Records shown ::
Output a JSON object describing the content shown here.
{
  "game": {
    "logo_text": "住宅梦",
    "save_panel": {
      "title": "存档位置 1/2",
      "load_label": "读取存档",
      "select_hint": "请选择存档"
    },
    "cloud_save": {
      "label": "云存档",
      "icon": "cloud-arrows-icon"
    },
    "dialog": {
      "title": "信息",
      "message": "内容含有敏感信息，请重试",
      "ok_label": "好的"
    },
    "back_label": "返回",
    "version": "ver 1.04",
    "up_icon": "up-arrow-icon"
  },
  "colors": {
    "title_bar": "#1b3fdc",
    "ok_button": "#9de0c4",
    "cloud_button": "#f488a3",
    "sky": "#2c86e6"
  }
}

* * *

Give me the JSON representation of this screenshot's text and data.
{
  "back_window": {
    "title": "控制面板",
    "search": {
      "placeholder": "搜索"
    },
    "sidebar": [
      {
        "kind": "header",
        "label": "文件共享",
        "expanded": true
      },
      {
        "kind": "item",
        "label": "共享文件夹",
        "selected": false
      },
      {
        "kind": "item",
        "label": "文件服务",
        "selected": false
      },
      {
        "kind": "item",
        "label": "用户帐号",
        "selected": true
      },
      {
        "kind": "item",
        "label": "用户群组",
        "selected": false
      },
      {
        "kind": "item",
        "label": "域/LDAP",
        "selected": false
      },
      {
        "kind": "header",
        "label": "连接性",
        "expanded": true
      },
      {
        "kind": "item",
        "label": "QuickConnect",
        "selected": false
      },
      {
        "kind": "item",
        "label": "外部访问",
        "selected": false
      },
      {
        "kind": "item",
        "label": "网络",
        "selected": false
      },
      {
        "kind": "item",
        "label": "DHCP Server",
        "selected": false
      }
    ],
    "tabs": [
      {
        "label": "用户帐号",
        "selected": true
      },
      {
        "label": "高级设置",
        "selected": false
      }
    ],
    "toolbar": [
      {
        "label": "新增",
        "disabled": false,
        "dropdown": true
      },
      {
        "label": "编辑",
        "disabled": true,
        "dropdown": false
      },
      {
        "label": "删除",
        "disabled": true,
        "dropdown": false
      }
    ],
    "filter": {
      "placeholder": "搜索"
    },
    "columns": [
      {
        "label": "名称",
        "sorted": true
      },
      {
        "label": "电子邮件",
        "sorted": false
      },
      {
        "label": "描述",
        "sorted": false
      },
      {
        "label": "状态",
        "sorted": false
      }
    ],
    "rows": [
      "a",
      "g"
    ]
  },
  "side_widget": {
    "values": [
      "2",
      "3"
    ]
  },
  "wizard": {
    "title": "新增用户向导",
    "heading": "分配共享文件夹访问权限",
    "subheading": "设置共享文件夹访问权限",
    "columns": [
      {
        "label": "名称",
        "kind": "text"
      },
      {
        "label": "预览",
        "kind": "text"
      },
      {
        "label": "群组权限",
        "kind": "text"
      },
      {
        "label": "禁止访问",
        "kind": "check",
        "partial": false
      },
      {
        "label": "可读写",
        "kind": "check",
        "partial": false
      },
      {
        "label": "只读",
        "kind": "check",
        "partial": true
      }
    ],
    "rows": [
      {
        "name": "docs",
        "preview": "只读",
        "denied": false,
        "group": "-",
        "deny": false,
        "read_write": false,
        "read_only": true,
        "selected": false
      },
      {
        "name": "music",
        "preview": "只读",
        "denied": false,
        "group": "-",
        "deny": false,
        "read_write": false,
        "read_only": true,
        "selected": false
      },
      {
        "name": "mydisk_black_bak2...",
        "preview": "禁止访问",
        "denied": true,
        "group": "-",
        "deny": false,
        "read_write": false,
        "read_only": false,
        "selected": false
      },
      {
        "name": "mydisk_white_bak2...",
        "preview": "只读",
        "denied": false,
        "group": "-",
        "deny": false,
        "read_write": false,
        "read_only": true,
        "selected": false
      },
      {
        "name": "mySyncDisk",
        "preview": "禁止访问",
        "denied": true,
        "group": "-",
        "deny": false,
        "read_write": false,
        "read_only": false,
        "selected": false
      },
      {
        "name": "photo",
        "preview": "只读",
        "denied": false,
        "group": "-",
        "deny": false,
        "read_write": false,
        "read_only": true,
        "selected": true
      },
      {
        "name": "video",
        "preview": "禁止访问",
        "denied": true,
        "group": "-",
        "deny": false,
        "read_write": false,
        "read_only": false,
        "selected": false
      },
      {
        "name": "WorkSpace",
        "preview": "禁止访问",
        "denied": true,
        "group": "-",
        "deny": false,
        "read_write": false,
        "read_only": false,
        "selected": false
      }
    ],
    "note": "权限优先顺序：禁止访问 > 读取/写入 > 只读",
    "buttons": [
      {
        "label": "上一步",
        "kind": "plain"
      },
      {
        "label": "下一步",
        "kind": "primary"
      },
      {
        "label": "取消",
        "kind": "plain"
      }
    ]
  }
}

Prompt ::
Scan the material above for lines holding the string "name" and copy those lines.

Exercise answer ::
        "name": "docs",
        "name": "music",
        "name": "mydisk_black_bak2...",
        "name": "mydisk_white_bak2...",
        "name": "mySyncDisk",
        "name": "photo",
        "name": "video",
        "name": "WorkSpace",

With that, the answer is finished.